▶ DATASET CONTENT:

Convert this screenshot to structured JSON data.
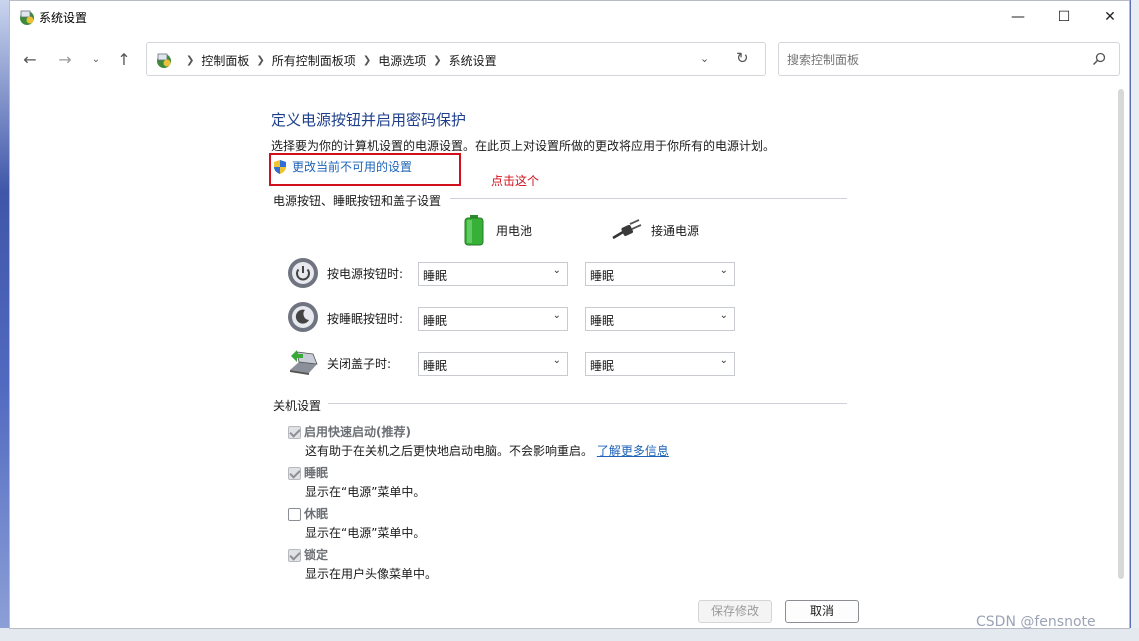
{
  "window": {
    "title": "系统设置",
    "controls": {
      "minimize": "—",
      "maximize": "☐",
      "close": "✕"
    }
  },
  "nav": {
    "back": "←",
    "forward": "→",
    "recent": "⌄",
    "up": "↑",
    "breadcrumbs": [
      "控制面板",
      "所有控制面板项",
      "电源选项",
      "系统设置"
    ],
    "search_placeholder": "搜索控制面板"
  },
  "page": {
    "heading": "定义电源按钮并启用密码保护",
    "description": "选择要为你的计算机设置的电源设置。在此页上对设置所做的更改将应用于你所有的电源计划。",
    "change_link": "更改当前不可用的设置",
    "annotation": "点击这个"
  },
  "power_section": {
    "title": "电源按钮、睡眠按钮和盖子设置",
    "col_battery": "用电池",
    "col_plugged": "接通电源",
    "rows": [
      {
        "label": "按电源按钮时:",
        "battery": "睡眠",
        "plugged": "睡眠",
        "icon": "power-button-icon"
      },
      {
        "label": "按睡眠按钮时:",
        "battery": "睡眠",
        "plugged": "睡眠",
        "icon": "sleep-button-icon"
      },
      {
        "label": "关闭盖子时:",
        "battery": "睡眠",
        "plugged": "睡眠",
        "icon": "laptop-lid-icon"
      }
    ]
  },
  "shutdown_section": {
    "title": "关机设置",
    "options": [
      {
        "label": "启用快速启动(推荐)",
        "desc": "这有助于在关机之后更快地启动电脑。不会影响重启。",
        "link": "了解更多信息",
        "checked": true
      },
      {
        "label": "睡眠",
        "desc": "显示在“电源”菜单中。",
        "checked": true
      },
      {
        "label": "休眠",
        "desc": "显示在“电源”菜单中。",
        "checked": false
      },
      {
        "label": "锁定",
        "desc": "显示在用户头像菜单中。",
        "checked": true
      }
    ]
  },
  "footer": {
    "save": "保存修改",
    "cancel": "取消"
  },
  "watermark": "CSDN @fensnote",
  "colors": {
    "heading": "#1e3f8c",
    "link": "#1e63b8",
    "annotation_red": "#d0101a"
  }
}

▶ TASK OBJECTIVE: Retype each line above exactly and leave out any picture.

▶ ANSWER TO THE EXERCISE:
Convert this screenshot to structured JSON data.
{
  "window": {
    "title": "系统设置",
    "controls": {
      "minimize": "—",
      "maximize": "☐",
      "close": "✕"
    }
  },
  "nav": {
    "back": "←",
    "forward": "→",
    "recent": "⌄",
    "up": "↑",
    "breadcrumbs": [
      "控制面板",
      "所有控制面板项",
      "电源选项",
      "系统设置"
    ],
    "search_placeholder": "搜索控制面板"
  },
  "page": {
    "heading": "定义电源按钮并启用密码保护",
    "description": "选择要为你的计算机设置的电源设置。在此页上对设置所做的更改将应用于你所有的电源计划。",
    "change_link": "更改当前不可用的设置",
    "annotation": "点击这个"
  },
  "power_section": {
    "title": "电源按钮、睡眠按钮和盖子设置",
    "col_battery": "用电池",
    "col_plugged": "接通电源",
    "rows": [
      {
        "label": "按电源按钮时:",
        "battery": "睡眠",
        "plugged": "睡眠",
        "icon": "power-button-icon"
      },
      {
        "label": "按睡眠按钮时:",
        "battery": "睡眠",
        "plugged": "睡眠",
        "icon": "sleep-button-icon"
      },
      {
        "label": "关闭盖子时:",
        "battery": "睡眠",
        "plugged": "睡眠",
        "icon": "laptop-lid-icon"
      }
    ]
  },
  "shutdown_section": {
    "title": "关机设置",
    "options": [
      {
        "label": "启用快速启动(推荐)",
        "desc": "这有助于在关机之后更快地启动电脑。不会影响重启。",
        "link": "了解更多信息",
        "checked": true
      },
      {
        "label": "睡眠",
        "desc": "显示在“电源”菜单中。",
        "checked": true
      },
      {
        "label": "休眠",
        "desc": "显示在“电源”菜单中。",
        "checked": false
      },
      {
        "label": "锁定",
        "desc": "显示在用户头像菜单中。",
        "checked": true
      }
    ]
  },
  "footer": {
    "save": "保存修改",
    "cancel": "取消"
  },
  "watermark": "CSDN @fensnote",
  "colors": {
    "heading": "#1e3f8c",
    "link": "#1e63b8",
    "annotation_red": "#d0101a"
  }
}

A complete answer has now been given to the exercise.